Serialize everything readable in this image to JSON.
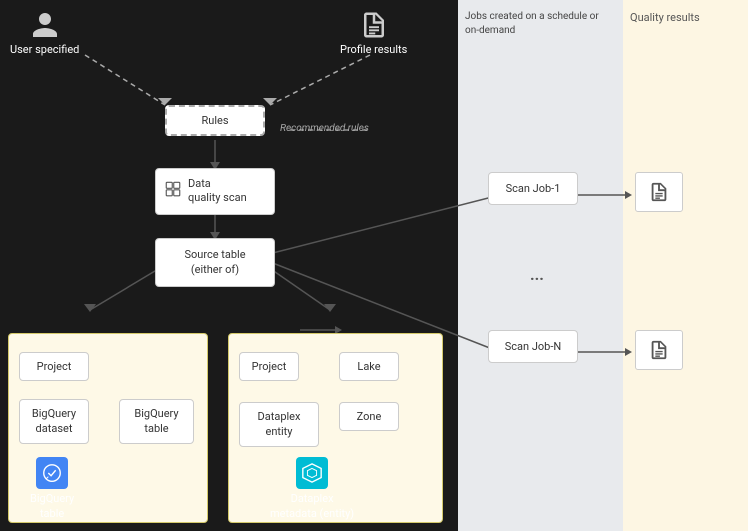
{
  "sections": {
    "left_bg": "#1a1a1a",
    "middle_bg": "#e8eaed",
    "right_bg": "#fdf6e3"
  },
  "labels": {
    "user_specified": "User specified",
    "profile_results": "Profile results",
    "jobs_header": "Jobs created on a schedule or on-demand",
    "quality_results": "Quality results",
    "rules": "Rules",
    "recommended_rules": "Recommended rules",
    "data_quality_scan": "Data quality scan",
    "source_table": "Source table\n(either of)",
    "source_table_line1": "Source table",
    "source_table_line2": "(either of)",
    "scan_job_1": "Scan Job-1",
    "scan_job_n": "Scan Job-N",
    "ellipsis": "...",
    "project_bq": "Project",
    "bigquery_dataset": "BigQuery\ndataset",
    "bigquery_table_inner": "BigQuery\ntable",
    "project_dp": "Project",
    "lake": "Lake",
    "zone": "Zone",
    "dataplex_entity": "Dataplex\nentity",
    "bigquery_table_bottom": "BigQuery\ntable",
    "dataplex_metadata": "Dataplex\nmetadata (entity)"
  }
}
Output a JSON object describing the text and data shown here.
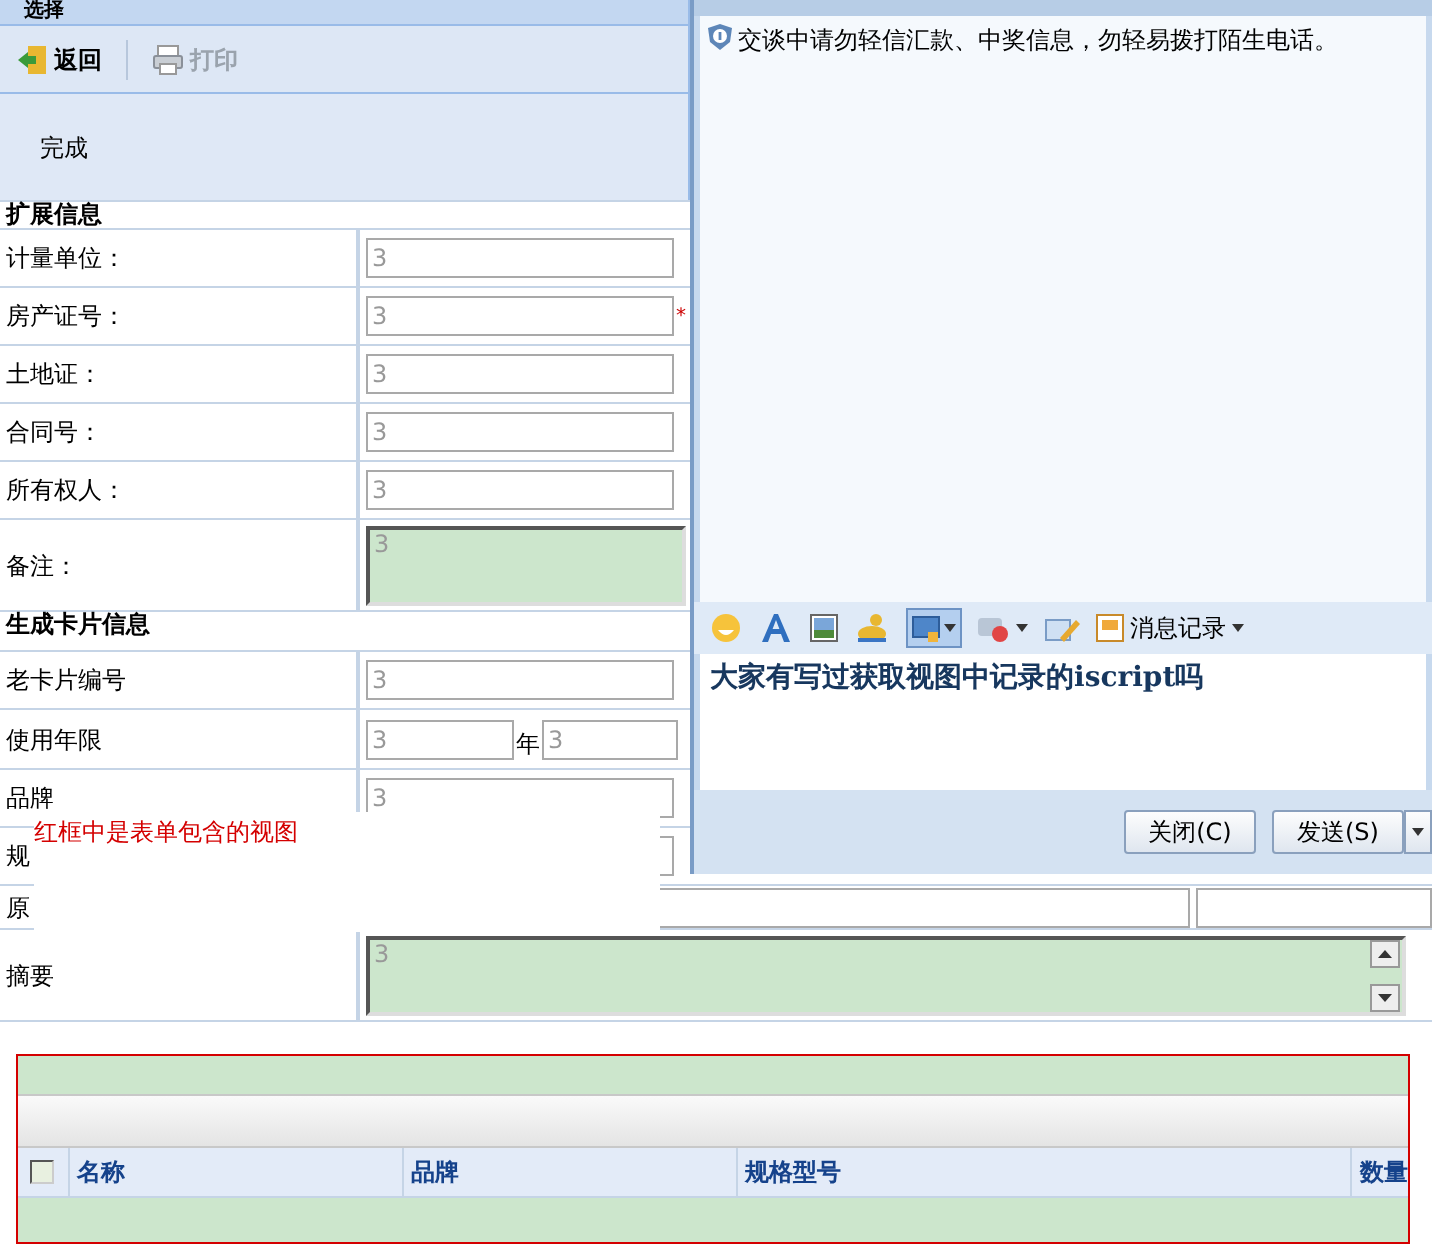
{
  "left_panel": {
    "title": "选择",
    "toolbar": [
      {
        "kind": "back",
        "label": "返回",
        "disabled": false
      },
      {
        "kind": "print",
        "label": "打印",
        "disabled": true
      }
    ],
    "status": "完成"
  },
  "form": [
    {
      "kind": "section",
      "title": "扩展信息"
    },
    {
      "kind": "input",
      "label": "计量单位：",
      "value": "3"
    },
    {
      "kind": "input",
      "label": "房产证号：",
      "value": "3",
      "required_mark": "*"
    },
    {
      "kind": "input",
      "label": "土地证：",
      "value": "3"
    },
    {
      "kind": "input",
      "label": "合同号：",
      "value": "3"
    },
    {
      "kind": "input",
      "label": "所有权人：",
      "value": "3"
    },
    {
      "kind": "textarea",
      "label": "备注：",
      "value": "3"
    },
    {
      "kind": "section",
      "title": "生成卡片信息"
    },
    {
      "kind": "input",
      "label": "老卡片编号",
      "value": "3"
    },
    {
      "kind": "pair",
      "label": "使用年限",
      "value": "3",
      "unit": "年",
      "value_2": "3"
    },
    {
      "kind": "input",
      "label": "品牌",
      "value": "3"
    },
    {
      "kind": "input",
      "label": "规"
    },
    {
      "kind": "wide",
      "label": "原"
    },
    {
      "kind": "wide_textarea",
      "label": "摘要",
      "value": "3"
    }
  ],
  "annotation": "红框中是表单包含的视图",
  "grid": {
    "select_all_checked": false,
    "columns": [
      "名称",
      "品牌",
      "规格型号",
      "数量"
    ]
  },
  "chat": {
    "notice": "交谈中请勿轻信汇款、中奖信息，勿轻易拨打陌生电话。",
    "history_button": "消息记录",
    "message": "大家有写过获取视图中记录的iscript吗",
    "buttons": [
      "关闭(C)",
      "发送(S)"
    ]
  }
}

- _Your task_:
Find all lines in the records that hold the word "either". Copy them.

- _Answer to the exercise_:
    "source_table": "Source table\n(either of)",
    "source_table_line2": "(either of)",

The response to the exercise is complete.